For many accounting firms, wealth management is a natural extension of the business, built as it is on trusted relationships with their clients. Affluent and business owners often call accountants first before any big decisions. But even the firms that have a wealth management platform, or a partnership with one, are not living up to the potential, writes consultant Russ Alan Prince on Forbes.com. These firms are leaving “an astounding amount of untapped business” on the table. Why? "They lack the processes to ... holistically understand" the wealthy clients and create effective financial plans for them.
Expecting to grow the business by buying another one? It often doesn't match expectations. About 73 percent of advisors expected an increase in revenue growth from a deal, but only two-thirds saw any actual benefit, according to a report released by Pershing Advisor Solutions on Tuesday. Inorganic growth like this may "test management capability" and expose the firm to "more variables that are difficult to control." Acquiring a solo advisor practice is the most common type of deal. Of the firms that experienced a transaction within the past five years, 60 percent reported making an acquisition of a solo practice, while 15 percent reporting acquiring a firm with multiple professionals present. Nearly one in five firms cited a merger or acquisition as one of their top three drivers for growth, according to Pershing.

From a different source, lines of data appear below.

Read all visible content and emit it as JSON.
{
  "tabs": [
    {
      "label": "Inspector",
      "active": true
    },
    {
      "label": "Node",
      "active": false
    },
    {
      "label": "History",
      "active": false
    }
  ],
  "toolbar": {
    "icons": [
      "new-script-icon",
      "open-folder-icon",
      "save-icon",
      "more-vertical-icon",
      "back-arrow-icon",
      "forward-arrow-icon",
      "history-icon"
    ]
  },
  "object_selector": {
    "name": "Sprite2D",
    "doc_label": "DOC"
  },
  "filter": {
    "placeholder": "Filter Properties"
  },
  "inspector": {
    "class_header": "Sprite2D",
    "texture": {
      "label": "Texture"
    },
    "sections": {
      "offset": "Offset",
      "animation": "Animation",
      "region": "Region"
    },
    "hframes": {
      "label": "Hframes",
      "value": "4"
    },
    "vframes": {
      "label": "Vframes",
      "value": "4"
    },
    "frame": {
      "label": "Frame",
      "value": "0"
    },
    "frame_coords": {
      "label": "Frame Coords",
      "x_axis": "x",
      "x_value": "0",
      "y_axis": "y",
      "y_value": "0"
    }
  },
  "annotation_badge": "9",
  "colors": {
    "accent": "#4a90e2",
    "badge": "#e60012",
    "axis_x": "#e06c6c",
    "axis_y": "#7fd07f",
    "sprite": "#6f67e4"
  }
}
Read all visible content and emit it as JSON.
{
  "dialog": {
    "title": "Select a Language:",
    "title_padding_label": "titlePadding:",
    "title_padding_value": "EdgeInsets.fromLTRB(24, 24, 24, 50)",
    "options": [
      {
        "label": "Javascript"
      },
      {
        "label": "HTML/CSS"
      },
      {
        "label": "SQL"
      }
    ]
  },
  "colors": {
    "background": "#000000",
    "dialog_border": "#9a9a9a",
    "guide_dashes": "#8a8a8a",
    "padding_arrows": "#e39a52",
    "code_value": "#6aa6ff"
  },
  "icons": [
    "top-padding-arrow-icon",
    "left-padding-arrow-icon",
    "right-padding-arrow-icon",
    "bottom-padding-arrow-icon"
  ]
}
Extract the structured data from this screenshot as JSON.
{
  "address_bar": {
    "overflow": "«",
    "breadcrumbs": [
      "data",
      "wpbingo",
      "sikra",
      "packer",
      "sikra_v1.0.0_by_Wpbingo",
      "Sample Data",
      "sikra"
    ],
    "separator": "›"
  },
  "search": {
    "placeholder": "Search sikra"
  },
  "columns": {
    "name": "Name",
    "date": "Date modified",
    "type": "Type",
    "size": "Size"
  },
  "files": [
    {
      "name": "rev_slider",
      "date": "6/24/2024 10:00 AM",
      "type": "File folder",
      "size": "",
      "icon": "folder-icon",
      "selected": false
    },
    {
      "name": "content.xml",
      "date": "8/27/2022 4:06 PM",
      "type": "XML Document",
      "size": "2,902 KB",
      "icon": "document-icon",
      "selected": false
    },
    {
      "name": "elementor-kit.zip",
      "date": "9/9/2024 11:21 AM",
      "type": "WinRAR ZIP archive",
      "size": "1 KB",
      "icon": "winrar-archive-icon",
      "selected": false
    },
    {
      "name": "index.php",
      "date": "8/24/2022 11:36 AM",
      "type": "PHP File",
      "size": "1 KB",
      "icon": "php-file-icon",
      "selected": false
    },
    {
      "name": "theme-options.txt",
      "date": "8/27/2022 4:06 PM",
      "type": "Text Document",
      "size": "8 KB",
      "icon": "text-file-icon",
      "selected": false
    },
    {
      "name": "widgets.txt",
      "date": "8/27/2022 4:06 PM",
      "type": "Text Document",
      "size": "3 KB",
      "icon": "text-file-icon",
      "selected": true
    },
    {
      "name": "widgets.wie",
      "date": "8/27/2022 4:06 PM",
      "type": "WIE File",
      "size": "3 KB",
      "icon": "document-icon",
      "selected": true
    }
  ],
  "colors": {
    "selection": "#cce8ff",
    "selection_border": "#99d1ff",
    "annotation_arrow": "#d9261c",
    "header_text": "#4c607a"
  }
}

Sometimes confirming the conventional wisdom is what "research" is all about. That's the case with the study produced by William Emmons, a senior economic advisor, and Bryan Noeth, a lead policy analyst, both at the Federal Reserve Bank of St. Louis' Center for Household Financial Stability, which found that wealth is strongly linked to education. According to the duo's research, the likelihood of a family without a high school diploma having at least $1 million in wealth was 1 in 110. The odds bumped up to 1 in 20 for high school graduates, 1 in 4.6 for college graduates and 1 in 2.6 for families with a professional/graduate degrees. Correlation is not causation, of course, as the researchers point out; it's just as likely to prove the rich are just more apt to send kids on to a higher education.